IP Address: 127.0.0.1
Subnet Prefix: 127.0.0.0/8 (mask 255.0.0.0)
So here’s where you get useful information about the IP address and gateway typing "show dnsservers" in this context gets you a list of DNS Servers in use, "show interfaces" will show you the descriptive name of all your network cards. This comes in handy with the next step. SETTING your IP address.
netsh interface tcp ipv4>set address
If you just typed "set" by itself it would show you all the things you can "set". Right now I just want to "SET" my ip address so I can do something with this. Keying "set address" by itself will give me more instructions. But I want to "SET" my IP address before my coffee gets cold.
netsh interface tcp ipv4>set address name="Local Area Connection" source=static 192.168.1.20 255.255.255.0 192.168.1.1
Ding. Now I have the IP address changed to 192.168.1.20
Now if you want to forget how to do all this in the future, because you’re lazy; like me. Get out your copy command and paste that whole line into notepad and save it as a BAT or CMD file. Then just edit the IP address later for the next machine. Take out the ">" from the line of course so it reads.
netsh interface tcp ipv4 set address name="Local Area Connection" source=static 192.168.1.20 255.255.255.0 192.168.1.1
But what if the name of the Lan Connection was "Server Connection" or more importantly what if I have SEVERAL network cards? the "show interfaces" lists them all by name. You can modify the section that says "Local Area Connection" with whatever names are assigned to your card.
There’s a lot more power to the command line than just setting an IP address, like allowing firewall exclusions for example. The great part is. It’s not bandwidth intensive. Copy, paste, run.

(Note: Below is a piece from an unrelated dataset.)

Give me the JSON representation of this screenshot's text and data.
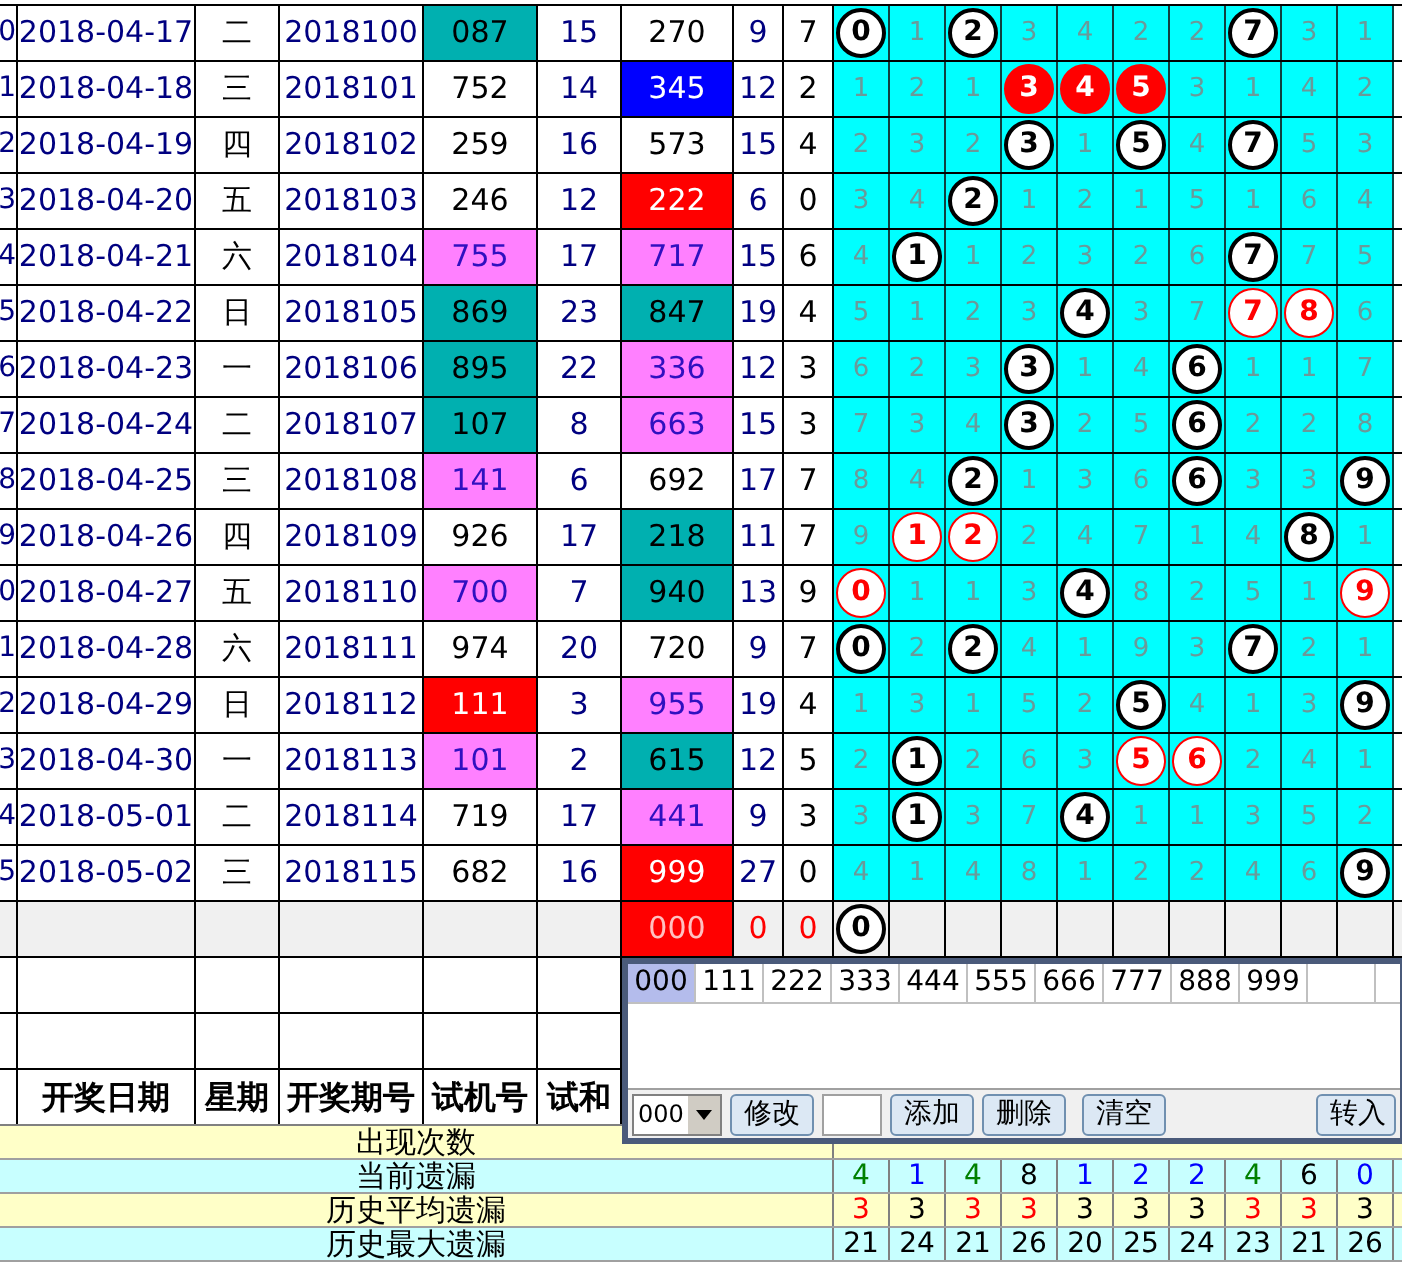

Next time we’ll touch on other commands like how to rename your computer or maybe join it to a domain.
Until next time
The EnergizedTech –
Dedication and Inspiration creating the new Generation